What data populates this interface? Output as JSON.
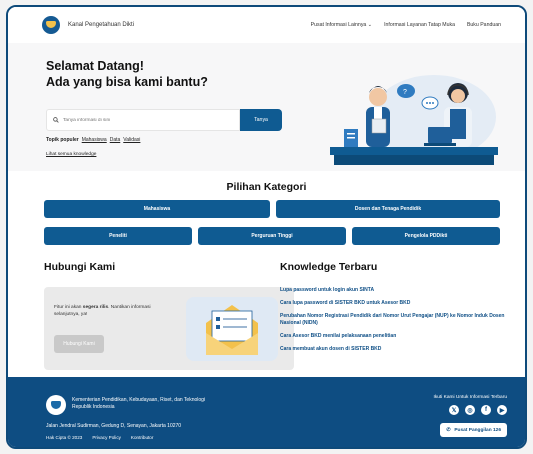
{
  "header": {
    "brand": "Kanal Pengetahuan Dikti",
    "nav": [
      "Pusat Informasi Lainnya",
      "Informasi Layanan Tatap Muka",
      "Buku Panduan"
    ]
  },
  "hero": {
    "title_line1": "Selamat Datang!",
    "title_line2": "Ada yang bisa kami bantu?",
    "search_placeholder": "Tanya informasi di sini",
    "search_button": "Tanya",
    "popular_label": "Topik populer",
    "popular_topics": [
      "Mahasiswa",
      "Data",
      "Validasi"
    ],
    "all_knowledge": "Lihat semua knowledge"
  },
  "categories": {
    "title": "Pilihan Kategori",
    "row1": [
      "Mahasiswa",
      "Dosen dan Tenaga Pendidik"
    ],
    "row2": [
      "Peneliti",
      "Perguruan Tinggi",
      "Pengelola PDDikti"
    ]
  },
  "contact": {
    "title": "Hubungi Kami",
    "text_pre": "Fitur ini akan ",
    "text_bold": "segera rilis",
    "text_post": ". Nantikan informasi selanjutnya, ya!",
    "button": "Hubungi Kami"
  },
  "knowledge": {
    "title": "Knowledge Terbaru",
    "items": [
      "Lupa password untuk login akun SINTA",
      "Cara lupa password di SISTER BKD untuk Asesor BKD",
      "Perubahan Nomor Registrasi Pendidik dari Nomor Urut Pengajar (NUP) ke Nomor Induk Dosen Nasional (NIDN)",
      "Cara Asesor BKD menilai pelaksanaan penelitian",
      "Cara membuat akun dosen di SISTER BKD"
    ]
  },
  "footer": {
    "org": "Kementerian Pendidikan, Kebudayaan, Riset, dan Teknologi Republik Indonesia",
    "address": "Jalan Jendral Sudirman, Gedung D, Senayan, Jakarta 10270",
    "copyright": "Hak Cipta © 2023",
    "privacy": "Privacy Policy",
    "contributor": "Kontributor",
    "follow": "Ikuti Kami Untuk Informasi Terbaru",
    "call": "Pusat Panggilan 126"
  },
  "colors": {
    "primary": "#0f5b92",
    "footer": "#0e4d82",
    "link": "#0f4f86"
  }
}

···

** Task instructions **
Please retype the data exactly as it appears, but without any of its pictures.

** Expected output **
What data populates this interface? Output as JSON.
{
  "header": {
    "brand": "Kanal Pengetahuan Dikti",
    "nav": [
      "Pusat Informasi Lainnya",
      "Informasi Layanan Tatap Muka",
      "Buku Panduan"
    ]
  },
  "hero": {
    "title_line1": "Selamat Datang!",
    "title_line2": "Ada yang bisa kami bantu?",
    "search_placeholder": "Tanya informasi di sini",
    "search_button": "Tanya",
    "popular_label": "Topik populer",
    "popular_topics": [
      "Mahasiswa",
      "Data",
      "Validasi"
    ],
    "all_knowledge": "Lihat semua knowledge"
  },
  "categories": {
    "title": "Pilihan Kategori",
    "row1": [
      "Mahasiswa",
      "Dosen dan Tenaga Pendidik"
    ],
    "row2": [
      "Peneliti",
      "Perguruan Tinggi",
      "Pengelola PDDikti"
    ]
  },
  "contact": {
    "title": "Hubungi Kami",
    "text_pre": "Fitur ini akan ",
    "text_bold": "segera rilis",
    "text_post": ". Nantikan informasi selanjutnya, ya!",
    "button": "Hubungi Kami"
  },
  "knowledge": {
    "title": "Knowledge Terbaru",
    "items": [
      "Lupa password untuk login akun SINTA",
      "Cara lupa password di SISTER BKD untuk Asesor BKD",
      "Perubahan Nomor Registrasi Pendidik dari Nomor Urut Pengajar (NUP) ke Nomor Induk Dosen Nasional (NIDN)",
      "Cara Asesor BKD menilai pelaksanaan penelitian",
      "Cara membuat akun dosen di SISTER BKD"
    ]
  },
  "footer": {
    "org": "Kementerian Pendidikan, Kebudayaan, Riset, dan Teknologi Republik Indonesia",
    "address": "Jalan Jendral Sudirman, Gedung D, Senayan, Jakarta 10270",
    "copyright": "Hak Cipta © 2023",
    "privacy": "Privacy Policy",
    "contributor": "Kontributor",
    "follow": "Ikuti Kami Untuk Informasi Terbaru",
    "call": "Pusat Panggilan 126"
  },
  "colors": {
    "primary": "#0f5b92",
    "footer": "#0e4d82",
    "link": "#0f4f86"
  }
}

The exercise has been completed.